§ Work to be completed:
Where a line in the records holds "content", count it once; return only the final number.

§ Data extract:
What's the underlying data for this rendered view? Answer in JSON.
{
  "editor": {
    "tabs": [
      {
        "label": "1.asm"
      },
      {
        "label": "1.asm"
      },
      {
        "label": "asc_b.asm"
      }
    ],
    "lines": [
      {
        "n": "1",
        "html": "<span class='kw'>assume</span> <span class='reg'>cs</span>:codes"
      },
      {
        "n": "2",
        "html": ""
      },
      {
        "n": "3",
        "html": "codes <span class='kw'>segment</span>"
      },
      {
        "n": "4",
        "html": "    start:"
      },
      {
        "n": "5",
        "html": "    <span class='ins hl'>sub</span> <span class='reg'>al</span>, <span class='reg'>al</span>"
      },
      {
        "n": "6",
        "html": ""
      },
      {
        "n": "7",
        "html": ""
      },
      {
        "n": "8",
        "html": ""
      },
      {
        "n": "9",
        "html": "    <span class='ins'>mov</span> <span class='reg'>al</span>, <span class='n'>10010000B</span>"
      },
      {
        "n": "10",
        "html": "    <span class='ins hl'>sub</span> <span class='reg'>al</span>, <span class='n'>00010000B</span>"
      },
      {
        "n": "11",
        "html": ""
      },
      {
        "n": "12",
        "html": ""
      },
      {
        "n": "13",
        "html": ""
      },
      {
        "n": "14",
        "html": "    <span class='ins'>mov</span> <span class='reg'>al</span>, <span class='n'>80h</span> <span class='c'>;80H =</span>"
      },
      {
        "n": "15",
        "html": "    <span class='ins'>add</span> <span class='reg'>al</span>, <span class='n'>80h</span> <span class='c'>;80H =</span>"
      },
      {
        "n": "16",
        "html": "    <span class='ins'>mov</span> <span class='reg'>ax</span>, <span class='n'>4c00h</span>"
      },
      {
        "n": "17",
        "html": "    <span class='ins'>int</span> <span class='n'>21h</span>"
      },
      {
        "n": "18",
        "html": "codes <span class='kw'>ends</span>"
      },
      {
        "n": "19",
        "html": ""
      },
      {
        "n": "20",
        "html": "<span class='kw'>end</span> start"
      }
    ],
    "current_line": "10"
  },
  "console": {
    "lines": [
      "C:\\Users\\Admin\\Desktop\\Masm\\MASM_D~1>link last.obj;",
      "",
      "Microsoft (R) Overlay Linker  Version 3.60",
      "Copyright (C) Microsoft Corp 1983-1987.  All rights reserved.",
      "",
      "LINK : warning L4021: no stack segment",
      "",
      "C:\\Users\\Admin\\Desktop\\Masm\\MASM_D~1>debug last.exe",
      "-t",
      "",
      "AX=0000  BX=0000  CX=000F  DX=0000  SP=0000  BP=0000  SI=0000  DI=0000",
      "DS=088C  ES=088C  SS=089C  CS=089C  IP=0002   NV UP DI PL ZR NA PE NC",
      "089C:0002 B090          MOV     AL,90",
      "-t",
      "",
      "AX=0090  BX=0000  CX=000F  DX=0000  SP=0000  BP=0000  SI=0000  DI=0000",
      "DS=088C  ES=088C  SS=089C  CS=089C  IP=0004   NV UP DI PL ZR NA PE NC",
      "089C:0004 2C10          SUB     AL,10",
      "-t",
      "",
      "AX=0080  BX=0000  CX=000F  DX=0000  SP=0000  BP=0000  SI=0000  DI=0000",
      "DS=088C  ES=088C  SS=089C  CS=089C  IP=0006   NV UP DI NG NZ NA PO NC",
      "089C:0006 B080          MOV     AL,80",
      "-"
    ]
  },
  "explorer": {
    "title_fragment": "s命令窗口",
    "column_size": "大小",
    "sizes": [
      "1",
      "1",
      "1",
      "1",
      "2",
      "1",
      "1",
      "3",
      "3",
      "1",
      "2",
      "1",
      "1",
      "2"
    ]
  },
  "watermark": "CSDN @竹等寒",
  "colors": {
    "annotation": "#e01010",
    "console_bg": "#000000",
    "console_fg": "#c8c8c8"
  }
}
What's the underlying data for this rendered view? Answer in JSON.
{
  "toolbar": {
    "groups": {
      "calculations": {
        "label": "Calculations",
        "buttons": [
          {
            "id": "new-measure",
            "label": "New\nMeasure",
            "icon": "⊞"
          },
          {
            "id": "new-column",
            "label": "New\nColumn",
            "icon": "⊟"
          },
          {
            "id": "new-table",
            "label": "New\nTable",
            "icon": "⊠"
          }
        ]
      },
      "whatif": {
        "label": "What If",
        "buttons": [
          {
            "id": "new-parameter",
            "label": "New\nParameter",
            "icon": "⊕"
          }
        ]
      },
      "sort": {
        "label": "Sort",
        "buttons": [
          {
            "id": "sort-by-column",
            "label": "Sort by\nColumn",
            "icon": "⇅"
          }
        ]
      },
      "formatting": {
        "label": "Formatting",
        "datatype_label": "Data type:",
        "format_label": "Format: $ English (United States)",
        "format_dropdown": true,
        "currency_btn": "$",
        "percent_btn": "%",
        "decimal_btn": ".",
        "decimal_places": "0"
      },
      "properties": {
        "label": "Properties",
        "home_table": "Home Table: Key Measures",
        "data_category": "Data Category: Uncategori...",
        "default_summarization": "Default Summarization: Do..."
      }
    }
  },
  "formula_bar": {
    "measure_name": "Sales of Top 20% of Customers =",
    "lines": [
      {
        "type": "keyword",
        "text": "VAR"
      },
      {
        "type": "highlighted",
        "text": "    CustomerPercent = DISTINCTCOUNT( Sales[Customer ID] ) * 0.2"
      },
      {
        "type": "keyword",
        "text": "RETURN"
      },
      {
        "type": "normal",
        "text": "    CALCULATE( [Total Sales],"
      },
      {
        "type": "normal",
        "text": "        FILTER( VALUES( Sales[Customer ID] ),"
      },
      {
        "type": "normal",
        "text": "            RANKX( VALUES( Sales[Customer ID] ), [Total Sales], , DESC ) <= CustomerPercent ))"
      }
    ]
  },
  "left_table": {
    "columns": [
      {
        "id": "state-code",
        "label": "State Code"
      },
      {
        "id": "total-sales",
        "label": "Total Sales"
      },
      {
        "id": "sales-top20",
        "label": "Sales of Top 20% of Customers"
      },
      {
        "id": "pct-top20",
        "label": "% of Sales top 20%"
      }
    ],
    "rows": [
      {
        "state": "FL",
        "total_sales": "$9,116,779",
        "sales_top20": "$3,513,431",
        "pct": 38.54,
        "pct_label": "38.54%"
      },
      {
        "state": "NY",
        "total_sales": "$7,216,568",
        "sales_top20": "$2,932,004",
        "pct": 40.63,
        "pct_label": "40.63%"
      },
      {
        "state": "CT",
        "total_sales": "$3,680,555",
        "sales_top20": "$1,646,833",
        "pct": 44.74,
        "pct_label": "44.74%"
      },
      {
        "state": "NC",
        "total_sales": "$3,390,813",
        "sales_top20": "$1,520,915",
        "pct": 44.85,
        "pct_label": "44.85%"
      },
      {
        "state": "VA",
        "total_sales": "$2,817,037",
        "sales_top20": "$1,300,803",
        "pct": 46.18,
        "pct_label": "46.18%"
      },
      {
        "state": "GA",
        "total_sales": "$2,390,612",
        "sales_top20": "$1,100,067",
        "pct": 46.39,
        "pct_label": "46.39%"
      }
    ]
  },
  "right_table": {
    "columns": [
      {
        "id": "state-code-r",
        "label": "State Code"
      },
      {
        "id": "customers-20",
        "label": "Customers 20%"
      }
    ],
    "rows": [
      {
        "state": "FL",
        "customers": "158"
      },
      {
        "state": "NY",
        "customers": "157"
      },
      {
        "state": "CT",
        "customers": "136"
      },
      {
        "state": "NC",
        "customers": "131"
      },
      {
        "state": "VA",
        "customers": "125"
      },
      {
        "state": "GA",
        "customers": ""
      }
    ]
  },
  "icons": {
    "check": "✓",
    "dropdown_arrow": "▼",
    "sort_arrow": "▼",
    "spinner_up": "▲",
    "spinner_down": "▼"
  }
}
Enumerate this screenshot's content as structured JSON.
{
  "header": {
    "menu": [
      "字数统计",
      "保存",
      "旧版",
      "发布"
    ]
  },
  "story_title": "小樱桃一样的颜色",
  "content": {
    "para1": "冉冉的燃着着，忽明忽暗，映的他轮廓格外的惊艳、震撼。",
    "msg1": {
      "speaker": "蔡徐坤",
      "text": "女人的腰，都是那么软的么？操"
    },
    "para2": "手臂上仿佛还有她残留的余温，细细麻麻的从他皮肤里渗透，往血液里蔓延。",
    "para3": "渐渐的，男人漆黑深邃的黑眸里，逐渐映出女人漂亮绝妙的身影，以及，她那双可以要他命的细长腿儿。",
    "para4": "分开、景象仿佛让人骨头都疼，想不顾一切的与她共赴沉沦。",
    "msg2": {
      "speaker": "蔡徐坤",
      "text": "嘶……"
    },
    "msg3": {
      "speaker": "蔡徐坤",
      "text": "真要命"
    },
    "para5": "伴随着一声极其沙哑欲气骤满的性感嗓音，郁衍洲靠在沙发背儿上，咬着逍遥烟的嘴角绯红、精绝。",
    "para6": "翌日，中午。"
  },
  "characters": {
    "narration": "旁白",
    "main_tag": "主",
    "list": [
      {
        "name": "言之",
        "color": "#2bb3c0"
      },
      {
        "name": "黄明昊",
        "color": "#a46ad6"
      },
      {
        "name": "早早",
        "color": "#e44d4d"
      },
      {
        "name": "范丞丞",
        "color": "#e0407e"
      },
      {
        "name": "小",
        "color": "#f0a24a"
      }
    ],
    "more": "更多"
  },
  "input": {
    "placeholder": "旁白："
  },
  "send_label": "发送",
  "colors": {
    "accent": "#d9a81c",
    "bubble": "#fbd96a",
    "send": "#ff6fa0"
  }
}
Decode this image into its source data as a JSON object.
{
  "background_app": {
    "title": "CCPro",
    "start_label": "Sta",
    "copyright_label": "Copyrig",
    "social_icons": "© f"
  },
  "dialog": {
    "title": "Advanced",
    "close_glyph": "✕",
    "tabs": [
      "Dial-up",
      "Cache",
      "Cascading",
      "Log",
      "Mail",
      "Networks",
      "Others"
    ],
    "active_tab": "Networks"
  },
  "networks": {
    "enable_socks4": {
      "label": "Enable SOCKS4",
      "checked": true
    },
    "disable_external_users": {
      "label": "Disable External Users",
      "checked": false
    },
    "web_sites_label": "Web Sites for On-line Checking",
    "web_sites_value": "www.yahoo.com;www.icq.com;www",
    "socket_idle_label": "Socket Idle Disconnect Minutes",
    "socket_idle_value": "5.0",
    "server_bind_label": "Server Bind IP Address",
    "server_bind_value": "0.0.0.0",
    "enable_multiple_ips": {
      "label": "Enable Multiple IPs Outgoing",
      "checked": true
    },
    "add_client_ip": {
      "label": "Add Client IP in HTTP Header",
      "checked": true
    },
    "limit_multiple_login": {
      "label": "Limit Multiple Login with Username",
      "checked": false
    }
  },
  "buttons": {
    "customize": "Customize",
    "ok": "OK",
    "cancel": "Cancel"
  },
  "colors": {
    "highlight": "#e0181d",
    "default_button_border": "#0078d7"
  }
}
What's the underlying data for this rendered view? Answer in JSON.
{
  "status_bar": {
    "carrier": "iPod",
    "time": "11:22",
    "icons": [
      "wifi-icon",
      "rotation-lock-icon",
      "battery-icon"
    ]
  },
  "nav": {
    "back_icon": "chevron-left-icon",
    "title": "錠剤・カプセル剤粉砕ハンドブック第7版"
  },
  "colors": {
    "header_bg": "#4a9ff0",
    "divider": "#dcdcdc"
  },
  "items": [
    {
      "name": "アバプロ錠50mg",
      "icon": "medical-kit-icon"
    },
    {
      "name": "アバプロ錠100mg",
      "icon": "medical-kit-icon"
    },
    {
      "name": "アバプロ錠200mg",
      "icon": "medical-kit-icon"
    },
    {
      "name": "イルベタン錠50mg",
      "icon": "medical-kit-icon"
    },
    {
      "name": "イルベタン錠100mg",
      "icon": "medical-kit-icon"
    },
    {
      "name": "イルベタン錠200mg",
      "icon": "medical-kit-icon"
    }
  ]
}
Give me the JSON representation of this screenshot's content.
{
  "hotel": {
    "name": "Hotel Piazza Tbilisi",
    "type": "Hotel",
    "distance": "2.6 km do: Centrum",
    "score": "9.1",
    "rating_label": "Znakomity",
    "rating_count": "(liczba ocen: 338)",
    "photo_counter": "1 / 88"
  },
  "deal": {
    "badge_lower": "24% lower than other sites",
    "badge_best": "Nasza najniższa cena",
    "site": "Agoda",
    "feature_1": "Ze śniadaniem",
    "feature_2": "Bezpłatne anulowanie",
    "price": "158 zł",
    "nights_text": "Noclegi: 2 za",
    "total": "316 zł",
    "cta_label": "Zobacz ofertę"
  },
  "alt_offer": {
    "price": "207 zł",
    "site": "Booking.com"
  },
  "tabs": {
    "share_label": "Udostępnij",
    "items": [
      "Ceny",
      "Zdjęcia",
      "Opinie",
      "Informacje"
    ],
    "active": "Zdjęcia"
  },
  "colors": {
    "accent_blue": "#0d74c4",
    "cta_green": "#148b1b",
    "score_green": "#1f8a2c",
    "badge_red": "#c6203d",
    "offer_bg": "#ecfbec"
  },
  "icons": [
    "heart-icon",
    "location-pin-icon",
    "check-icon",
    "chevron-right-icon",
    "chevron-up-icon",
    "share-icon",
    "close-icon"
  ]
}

§ Response to this exercise:
3